Exact reproduction of all the data is required, with pictures excluded.

Task input Start Marker

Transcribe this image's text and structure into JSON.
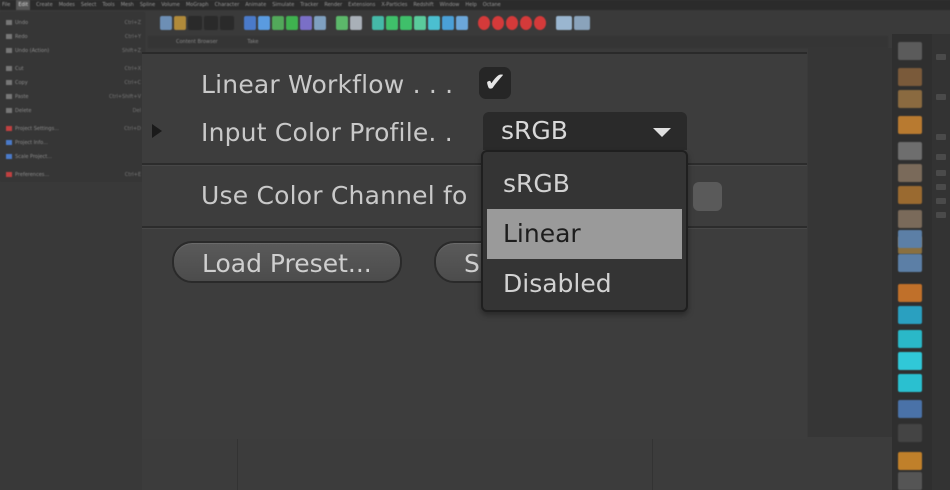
{
  "menubar": {
    "items": [
      "File",
      "Edit",
      "Create",
      "Modes",
      "Select",
      "Tools",
      "Mesh",
      "Spline",
      "Volume",
      "MoGraph",
      "Character",
      "Animate",
      "Simulate",
      "Tracker",
      "Render",
      "Extensions",
      "X-Particles",
      "Redshift",
      "Window",
      "Help",
      "Octane"
    ]
  },
  "edit_menu": {
    "items": [
      {
        "label": "Undo",
        "shortcut": "Ctrl+Z"
      },
      {
        "label": "Redo",
        "shortcut": "Ctrl+Y"
      },
      {
        "label": "Undo (Action)",
        "shortcut": "Shift+Z"
      },
      {
        "label": "Cut",
        "shortcut": "Ctrl+X"
      },
      {
        "label": "Copy",
        "shortcut": "Ctrl+C"
      },
      {
        "label": "Paste",
        "shortcut": "Ctrl+Shift+V"
      },
      {
        "label": "Delete",
        "shortcut": "Del"
      },
      {
        "label": "Project Settings...",
        "shortcut": "Ctrl+D"
      },
      {
        "label": "Project Info...",
        "shortcut": ""
      },
      {
        "label": "Scale Project...",
        "shortcut": ""
      },
      {
        "label": "Preferences...",
        "shortcut": "Ctrl+E"
      }
    ]
  },
  "tabs": {
    "items": [
      "Content Browser",
      "Take"
    ]
  },
  "settings": {
    "linear_workflow_label": "Linear Workflow . . .",
    "linear_workflow_checked": true,
    "input_color_profile_label": "Input Color Profile. .",
    "input_color_profile_value": "sRGB",
    "use_color_channel_label": "Use Color Channel fo",
    "use_color_channel_checked": false,
    "checkmark_glyph": "✔"
  },
  "dropdown": {
    "options": [
      "sRGB",
      "Linear",
      "Disabled"
    ],
    "highlighted": "Linear"
  },
  "buttons": {
    "load_preset": "Load Preset...",
    "save_preset": "Save Preset..."
  },
  "colors": {
    "panel_bg": "#3d3d3d",
    "dropdown_highlight": "#9a9a9a"
  }
}
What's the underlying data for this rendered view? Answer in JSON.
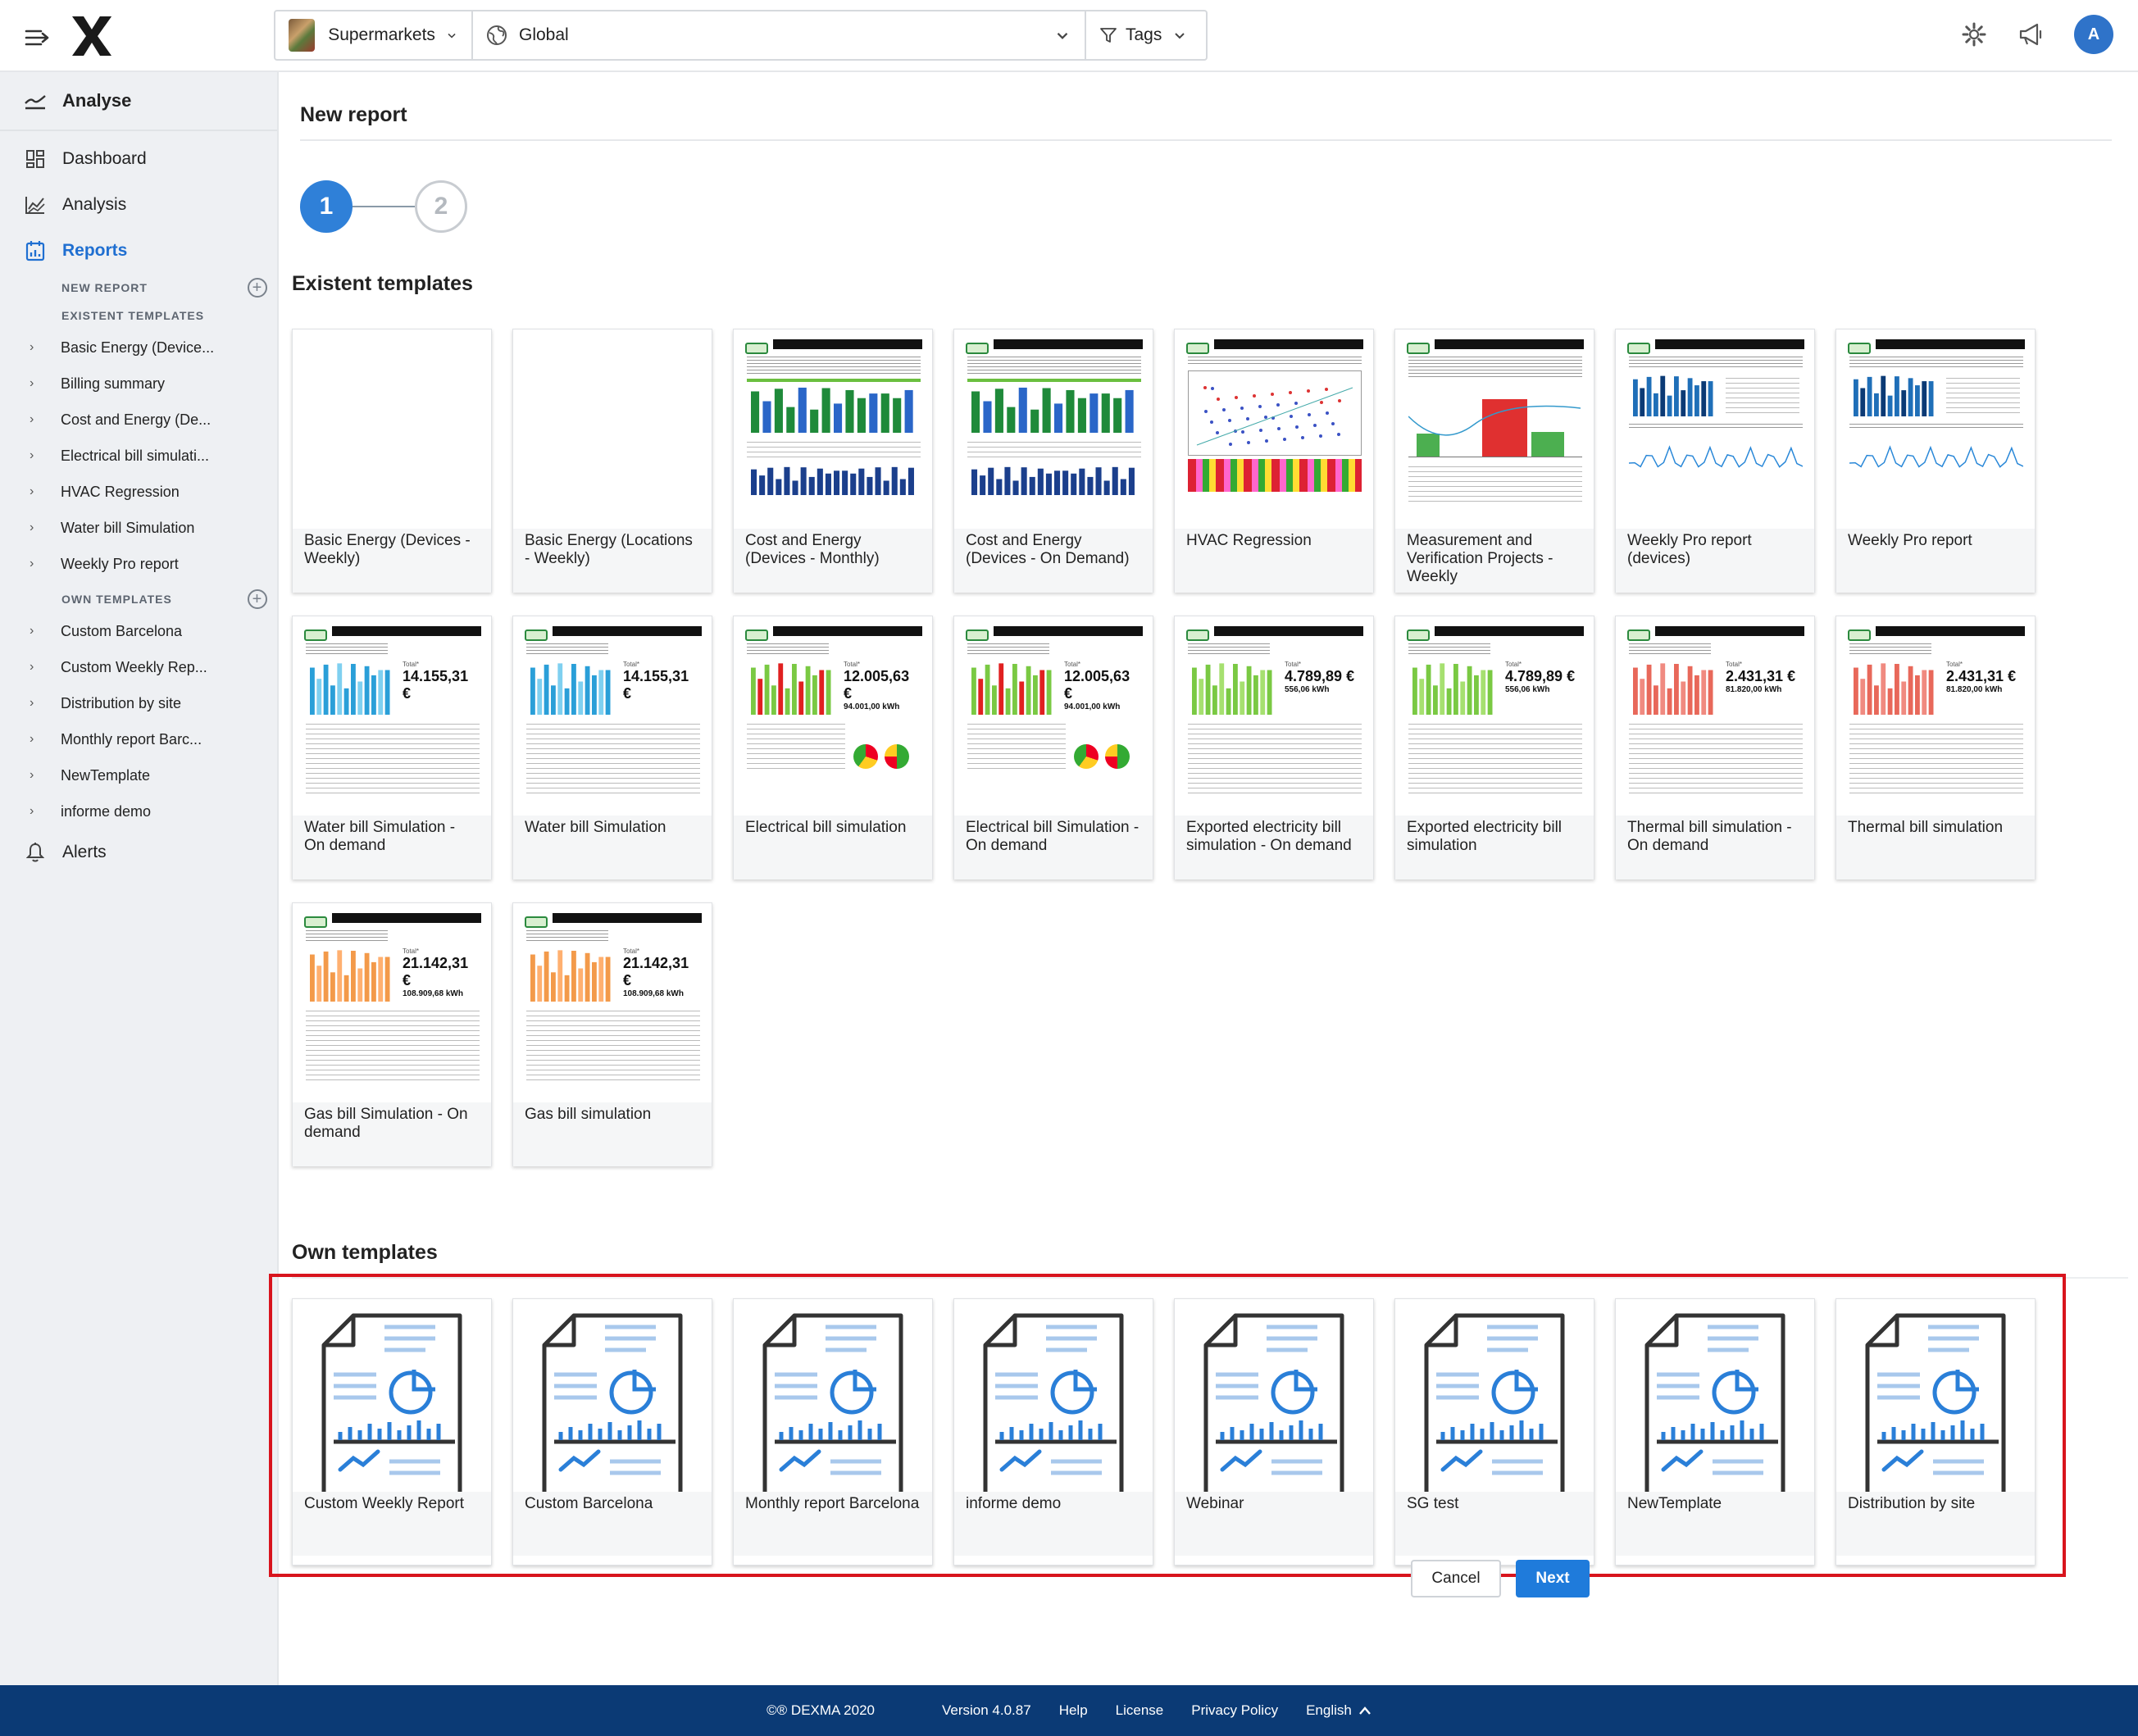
{
  "topbar": {
    "organization": "Supermarkets",
    "location": "Global",
    "tags_label": "Tags",
    "avatar_initial": "A"
  },
  "sidebar": {
    "analyse_label": "Analyse",
    "dashboard_label": "Dashboard",
    "analysis_label": "Analysis",
    "reports_label": "Reports",
    "new_report_label": "NEW REPORT",
    "existent_templates_label": "EXISTENT TEMPLATES",
    "existent_items": [
      "Basic Energy (Device...",
      "Billing summary",
      "Cost and Energy (De...",
      "Electrical bill simulati...",
      "HVAC Regression",
      "Water bill Simulation",
      "Weekly Pro report"
    ],
    "own_templates_label": "OWN TEMPLATES",
    "own_items": [
      "Custom Barcelona",
      "Custom Weekly Rep...",
      "Distribution by site",
      "Monthly report Barc...",
      "NewTemplate",
      "informe demo"
    ],
    "alerts_label": "Alerts"
  },
  "main": {
    "title": "New report",
    "steps": [
      "1",
      "2"
    ],
    "existent_title": "Existent templates",
    "own_title": "Own templates",
    "existent_templates": [
      "Basic Energy (Devices - Weekly)",
      "Basic Energy (Locations - Weekly)",
      "Cost and Energy (Devices - Monthly)",
      "Cost and Energy (Devices - On Demand)",
      "HVAC Regression",
      "Measurement and Verification Projects - Weekly",
      "Weekly Pro report (devices)",
      "Weekly Pro report",
      "Water bill Simulation - On demand",
      "Water bill Simulation",
      "Electrical bill simulation",
      "Electrical bill Simulation - On demand",
      "Exported electricity bill simulation - On demand",
      "Exported electricity bill simulation",
      "Thermal bill simulation - On demand",
      "Thermal bill simulation",
      "Gas bill Simulation - On demand",
      "Gas bill simulation"
    ],
    "thumb_values": {
      "water": "14.155,31 €",
      "electrical": "12.005,63 €",
      "electrical_kwh": "94.001,00 kWh",
      "exported": "4.789,89 €",
      "exported_kwh": "556,06 kWh",
      "thermal": "2.431,31 €",
      "thermal_kwh": "81.820,00 kWh",
      "gas": "21.142,31 €",
      "gas_kwh": "108.909,68 kWh"
    },
    "own_templates": [
      "Custom Weekly Report",
      "Custom Barcelona",
      "Monthly report Barcelona",
      "informe demo",
      "Webinar",
      "SG test",
      "NewTemplate",
      "Distribution by site"
    ],
    "cancel_label": "Cancel",
    "next_label": "Next"
  },
  "footer": {
    "copyright": "©® DEXMA 2020",
    "version": "Version 4.0.87",
    "help": "Help",
    "license": "License",
    "privacy": "Privacy Policy",
    "language": "English"
  },
  "colors": {
    "accent": "#1f7bdb",
    "footer_bg": "#0b3a75",
    "highlight_border": "#d8141d",
    "water_bars": "#2a9fd8",
    "electrical_bars": "#7ac943",
    "thermal_bars": "#e8685a",
    "gas_bars": "#f39a4a"
  }
}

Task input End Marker

* [Exercise solution]
Transcribe this image's text and structure into JSON.
{
  "menubar": {
    "items": [
      "File",
      "Edit",
      "Create",
      "Modes",
      "Select",
      "Tools",
      "Mesh",
      "Spline",
      "Volume",
      "MoGraph",
      "Character",
      "Animate",
      "Simulate",
      "Tracker",
      "Render",
      "Extensions",
      "X-Particles",
      "Redshift",
      "Window",
      "Help",
      "Octane"
    ]
  },
  "edit_menu": {
    "items": [
      {
        "label": "Undo",
        "shortcut": "Ctrl+Z"
      },
      {
        "label": "Redo",
        "shortcut": "Ctrl+Y"
      },
      {
        "label": "Undo (Action)",
        "shortcut": "Shift+Z"
      },
      {
        "label": "Cut",
        "shortcut": "Ctrl+X"
      },
      {
        "label": "Copy",
        "shortcut": "Ctrl+C"
      },
      {
        "label": "Paste",
        "shortcut": "Ctrl+Shift+V"
      },
      {
        "label": "Delete",
        "shortcut": "Del"
      },
      {
        "label": "Project Settings...",
        "shortcut": "Ctrl+D"
      },
      {
        "label": "Project Info...",
        "shortcut": ""
      },
      {
        "label": "Scale Project...",
        "shortcut": ""
      },
      {
        "label": "Preferences...",
        "shortcut": "Ctrl+E"
      }
    ]
  },
  "tabs": {
    "items": [
      "Content Browser",
      "Take"
    ]
  },
  "settings": {
    "linear_workflow_label": "Linear Workflow . . .",
    "linear_workflow_checked": true,
    "input_color_profile_label": "Input Color Profile. .",
    "input_color_profile_value": "sRGB",
    "use_color_channel_label": "Use Color Channel fo",
    "use_color_channel_checked": false,
    "checkmark_glyph": "✔"
  },
  "dropdown": {
    "options": [
      "sRGB",
      "Linear",
      "Disabled"
    ],
    "highlighted": "Linear"
  },
  "buttons": {
    "load_preset": "Load Preset...",
    "save_preset": "Save Preset..."
  },
  "colors": {
    "panel_bg": "#3d3d3d",
    "dropdown_highlight": "#9a9a9a"
  }
}
What's the underlying data for this rendered view? Answer in JSON.
{
  "topbar": {
    "organization": "Supermarkets",
    "location": "Global",
    "tags_label": "Tags",
    "avatar_initial": "A"
  },
  "sidebar": {
    "analyse_label": "Analyse",
    "dashboard_label": "Dashboard",
    "analysis_label": "Analysis",
    "reports_label": "Reports",
    "new_report_label": "NEW REPORT",
    "existent_templates_label": "EXISTENT TEMPLATES",
    "existent_items": [
      "Basic Energy (Device...",
      "Billing summary",
      "Cost and Energy (De...",
      "Electrical bill simulati...",
      "HVAC Regression",
      "Water bill Simulation",
      "Weekly Pro report"
    ],
    "own_templates_label": "OWN TEMPLATES",
    "own_items": [
      "Custom Barcelona",
      "Custom Weekly Rep...",
      "Distribution by site",
      "Monthly report Barc...",
      "NewTemplate",
      "informe demo"
    ],
    "alerts_label": "Alerts"
  },
  "main": {
    "title": "New report",
    "steps": [
      "1",
      "2"
    ],
    "existent_title": "Existent templates",
    "own_title": "Own templates",
    "existent_templates": [
      "Basic Energy (Devices - Weekly)",
      "Basic Energy (Locations - Weekly)",
      "Cost and Energy (Devices - Monthly)",
      "Cost and Energy (Devices - On Demand)",
      "HVAC Regression",
      "Measurement and Verification Projects - Weekly",
      "Weekly Pro report (devices)",
      "Weekly Pro report",
      "Water bill Simulation - On demand",
      "Water bill Simulation",
      "Electrical bill simulation",
      "Electrical bill Simulation - On demand",
      "Exported electricity bill simulation - On demand",
      "Exported electricity bill simulation",
      "Thermal bill simulation - On demand",
      "Thermal bill simulation",
      "Gas bill Simulation - On demand",
      "Gas bill simulation"
    ],
    "thumb_values": {
      "water": "14.155,31 €",
      "electrical": "12.005,63 €",
      "electrical_kwh": "94.001,00 kWh",
      "exported": "4.789,89 €",
      "exported_kwh": "556,06 kWh",
      "thermal": "2.431,31 €",
      "thermal_kwh": "81.820,00 kWh",
      "gas": "21.142,31 €",
      "gas_kwh": "108.909,68 kWh"
    },
    "own_templates": [
      "Custom Weekly Report",
      "Custom Barcelona",
      "Monthly report Barcelona",
      "informe demo",
      "Webinar",
      "SG test",
      "NewTemplate",
      "Distribution by site"
    ],
    "cancel_label": "Cancel",
    "next_label": "Next"
  },
  "footer": {
    "copyright": "©® DEXMA 2020",
    "version": "Version 4.0.87",
    "help": "Help",
    "license": "License",
    "privacy": "Privacy Policy",
    "language": "English"
  },
  "colors": {
    "accent": "#1f7bdb",
    "footer_bg": "#0b3a75",
    "highlight_border": "#d8141d",
    "water_bars": "#2a9fd8",
    "electrical_bars": "#7ac943",
    "thermal_bars": "#e8685a",
    "gas_bars": "#f39a4a"
  }
}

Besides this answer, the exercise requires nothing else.